In connection with the vote in Montenegro’s parliament on April 28 approving accession to NATO, Russia’s Foreign Ministry said Monday, “it is with deep regret that we must acknowledge that the country’s current leadership and its Western sponsors ultimately failed to heed the voice of reason and conscience.”
The will of almost half of the country’s population, who oppose such NATO-oriented foreign policy priorities, was ignored, the Russian Foreign Ministry said in a statement.
According to the Russian Foreign Ministry, “The adoption of fundamental acts, affecting core issues of national security, with a bare majority of individual MPs cobbled together in defiance of the opinion of the people of the country openly flouts all democratic norms and principles.”
Montenegro’s 81-member Parliament voted 46-0 to join NATO, however, pro-Russian members boycotted the vote.
- Related Article: Tillerson Urges US Senators To Approve Montenegro’s NATO Membership
In a statement, the Russian Foreign Ministry said that, those who voted in to support NATO accession, citing the alleged Russian threat as a pretext, “will bear responsibility for the consequences of plans implemented by external forces seeking to deepen the existing dividing lines in Europe and the Balkans and fracture the foundations of the deep-rooted historical traditions of friendship of the Montenegrins with the Serbs and the Russians.”

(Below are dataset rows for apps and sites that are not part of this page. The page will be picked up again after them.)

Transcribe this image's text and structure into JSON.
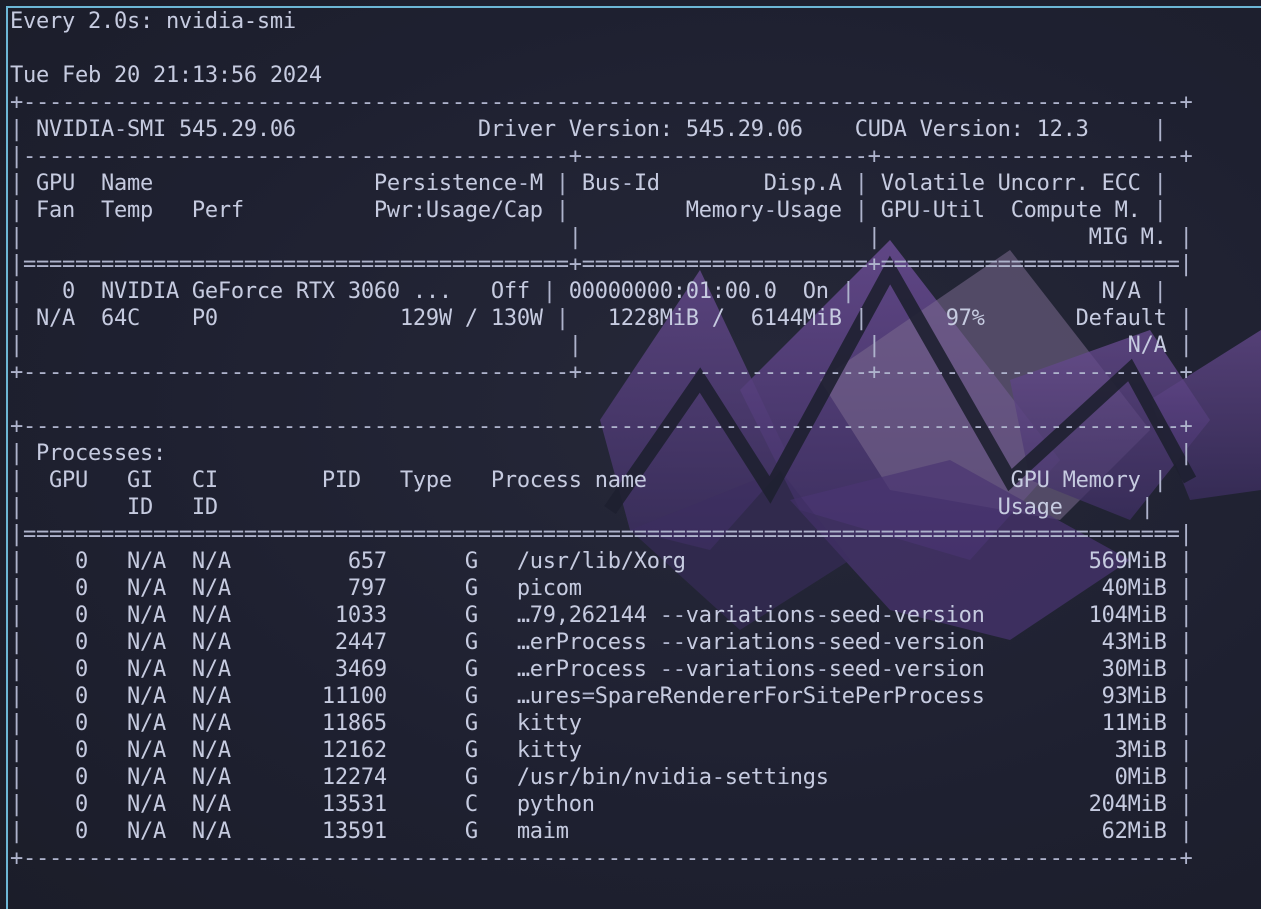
{
  "header": {
    "watch": "Every 2.0s: nvidia-smi",
    "datetime": "Tue Feb 20 21:13:56 2024"
  },
  "smi_version": "NVIDIA-SMI 545.29.06",
  "driver_version": "Driver Version: 545.29.06",
  "cuda_version": "CUDA Version: 12.3",
  "gpu_table": {
    "headers": {
      "gpu": "GPU",
      "name": "Name",
      "persistence": "Persistence-M",
      "bus_id": "Bus-Id",
      "disp": "Disp.A",
      "volatile_ecc": "Volatile Uncorr. ECC",
      "fan": "Fan",
      "temp": "Temp",
      "perf": "Perf",
      "pwr": "Pwr:Usage/Cap",
      "memory_usage": "Memory-Usage",
      "gpu_util": "GPU-Util",
      "compute_mode": "Compute M.",
      "mig_mode": "MIG M."
    },
    "gpus": [
      {
        "index": "0",
        "name": "NVIDIA GeForce RTX 3060 ...",
        "persistence": "Off",
        "bus_id": "00000000:01:00.0",
        "disp": "On",
        "ecc": "N/A",
        "fan": "N/A",
        "temp": "64C",
        "perf": "P0",
        "power": "129W / 130W",
        "memory": "1228MiB /  6144MiB",
        "util": "97%",
        "compute_mode": "Default",
        "mig": "N/A"
      }
    ]
  },
  "processes": {
    "title": "Processes:",
    "headers": {
      "gpu": "GPU",
      "gi": "GI",
      "ci": "CI",
      "pid": "PID",
      "type": "Type",
      "name": "Process name",
      "mem": "GPU Memory",
      "id": "ID",
      "usage": "Usage"
    },
    "rows": [
      {
        "gpu": "0",
        "gi": "N/A",
        "ci": "N/A",
        "pid": "657",
        "type": "G",
        "name": "/usr/lib/Xorg",
        "mem": "569MiB"
      },
      {
        "gpu": "0",
        "gi": "N/A",
        "ci": "N/A",
        "pid": "797",
        "type": "G",
        "name": "picom",
        "mem": "40MiB"
      },
      {
        "gpu": "0",
        "gi": "N/A",
        "ci": "N/A",
        "pid": "1033",
        "type": "G",
        "name": "…79,262144 --variations-seed-version",
        "mem": "104MiB"
      },
      {
        "gpu": "0",
        "gi": "N/A",
        "ci": "N/A",
        "pid": "2447",
        "type": "G",
        "name": "…erProcess --variations-seed-version",
        "mem": "43MiB"
      },
      {
        "gpu": "0",
        "gi": "N/A",
        "ci": "N/A",
        "pid": "3469",
        "type": "G",
        "name": "…erProcess --variations-seed-version",
        "mem": "30MiB"
      },
      {
        "gpu": "0",
        "gi": "N/A",
        "ci": "N/A",
        "pid": "11100",
        "type": "G",
        "name": "…ures=SpareRendererForSitePerProcess",
        "mem": "93MiB"
      },
      {
        "gpu": "0",
        "gi": "N/A",
        "ci": "N/A",
        "pid": "11865",
        "type": "G",
        "name": "kitty",
        "mem": "11MiB"
      },
      {
        "gpu": "0",
        "gi": "N/A",
        "ci": "N/A",
        "pid": "12162",
        "type": "G",
        "name": "kitty",
        "mem": "3MiB"
      },
      {
        "gpu": "0",
        "gi": "N/A",
        "ci": "N/A",
        "pid": "12274",
        "type": "G",
        "name": "/usr/bin/nvidia-settings",
        "mem": "0MiB"
      },
      {
        "gpu": "0",
        "gi": "N/A",
        "ci": "N/A",
        "pid": "13531",
        "type": "C",
        "name": "python",
        "mem": "204MiB"
      },
      {
        "gpu": "0",
        "gi": "N/A",
        "ci": "N/A",
        "pid": "13591",
        "type": "G",
        "name": "maim",
        "mem": "62MiB"
      }
    ]
  },
  "colors": {
    "background": "#1e2030",
    "text": "#c6cbe0",
    "border": "#aeb3cc",
    "window_accent": "#6cb6d6",
    "wallpaper_accent": "#5b3f86"
  }
}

According to the Russian Foreign Ministry, “The shameful episodes of NATO’s illegal bombing of Yugoslavia, which caused casualties among Montenegrins as well, including children, were hypocritically interpreted in such a way as to suggest that Serbia was to blame because it confronted the alliance.”
- Related Article: Montenegro Opposition Asks Bannon To Block NATO Accession

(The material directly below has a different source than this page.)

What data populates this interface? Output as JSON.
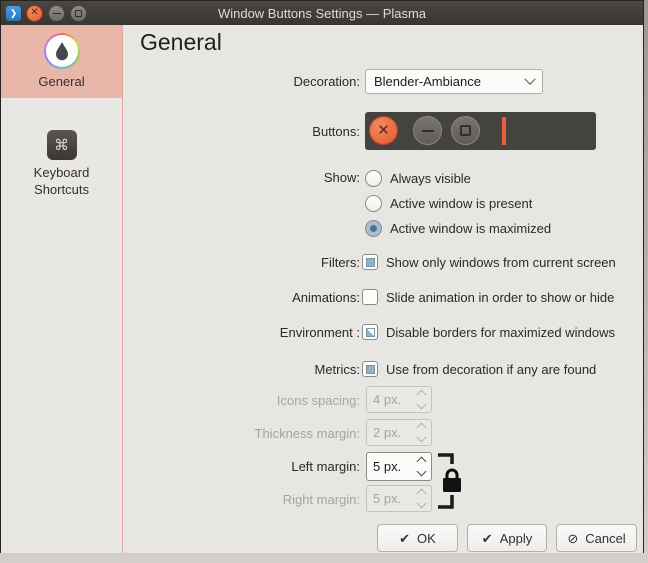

The Russian Foreign Ministry said that even though there are doubts that Montenegro can add any significant “added value” to the North Atlantic alliance, Moscow cannot disregard the strategic consequences of this move.

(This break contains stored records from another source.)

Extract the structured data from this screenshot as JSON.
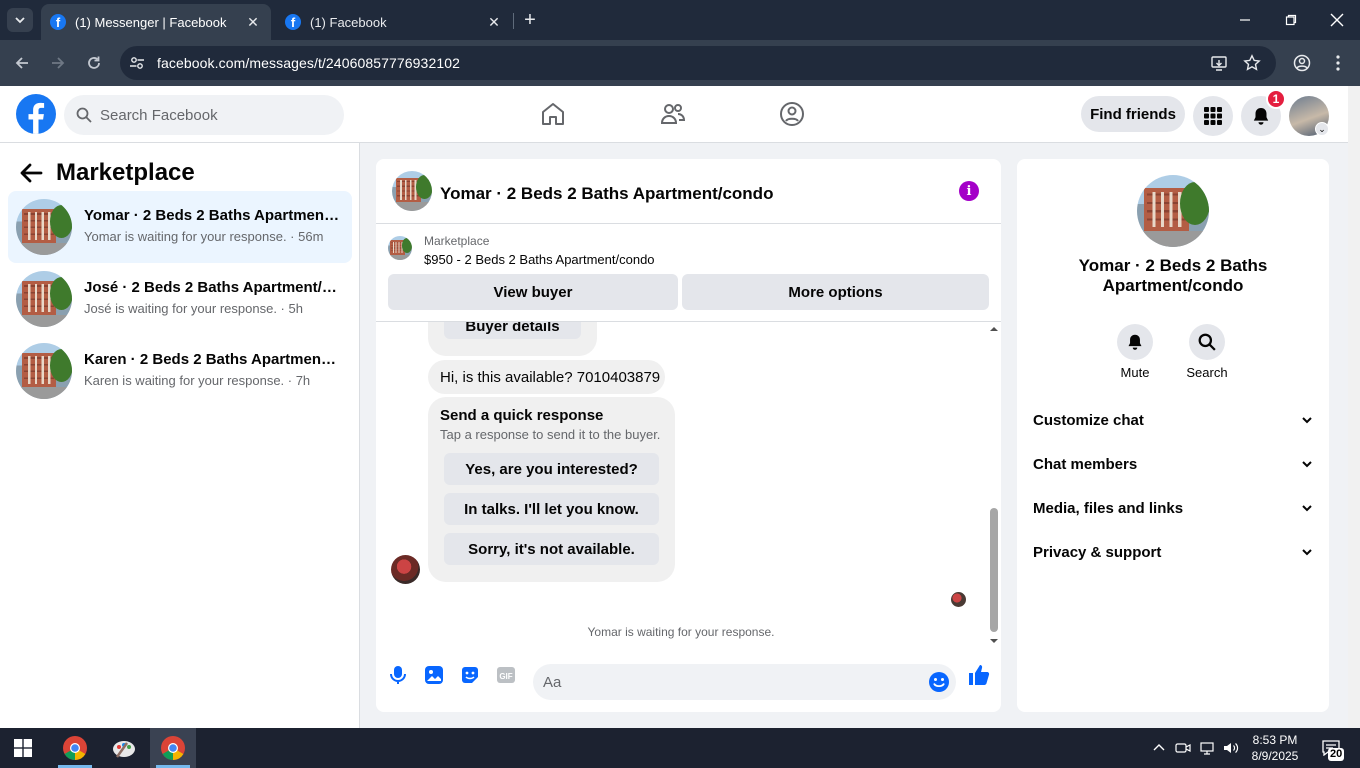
{
  "browser": {
    "tabs": [
      {
        "title": "(1) Messenger | Facebook",
        "active": true
      },
      {
        "title": "(1) Facebook",
        "active": false
      }
    ],
    "url": "facebook.com/messages/t/24060857776932102"
  },
  "header": {
    "search_placeholder": "Search Facebook",
    "find_friends": "Find friends",
    "notification_count": "1"
  },
  "sidebar": {
    "title": "Marketplace",
    "conversations": [
      {
        "name": "Yomar · 2 Beds 2 Baths Apartment/condo",
        "preview": "Yomar is waiting for your response. · 56m",
        "selected": true
      },
      {
        "name": "José · 2 Beds 2 Baths Apartment/condo",
        "preview": "José is waiting for your response. · 5h",
        "selected": false
      },
      {
        "name": "Karen · 2 Beds 2 Baths Apartment/condo",
        "preview": "Karen is waiting for your response. · 7h",
        "selected": false
      }
    ]
  },
  "chat": {
    "title": "Yomar · 2 Beds 2 Baths Apartment/condo",
    "marketplace_label": "Marketplace",
    "listing": "$950 - 2 Beds 2 Baths Apartment/condo",
    "view_buyer": "View buyer",
    "more_options": "More options",
    "buyer_details": "Buyer details",
    "message": "Hi, is this available? 7010403879",
    "quick_title": "Send a quick response",
    "quick_subtitle": "Tap a response to send it to the buyer.",
    "quick_responses": [
      "Yes, are you interested?",
      "In talks. I'll let you know.",
      "Sorry, it's not available."
    ],
    "waiting": "Yomar is waiting for your response.",
    "composer_placeholder": "Aa"
  },
  "info": {
    "name": "Yomar · 2 Beds 2 Baths Apartment/condo",
    "mute": "Mute",
    "search": "Search",
    "sections": [
      "Customize chat",
      "Chat members",
      "Media, files and links",
      "Privacy & support"
    ]
  },
  "taskbar": {
    "time": "8:53 PM",
    "date": "8/9/2025",
    "notifications": "20"
  },
  "colors": {
    "brand": "#1877f2",
    "selected_row": "#ebf5ff",
    "info_icon": "#a400c8",
    "badge": "#e41e3f"
  }
}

“Therefore, faced with this situation, we reserve the right to take decisions to safeguard our interests and national security,” the Russian Foreign Ministry said.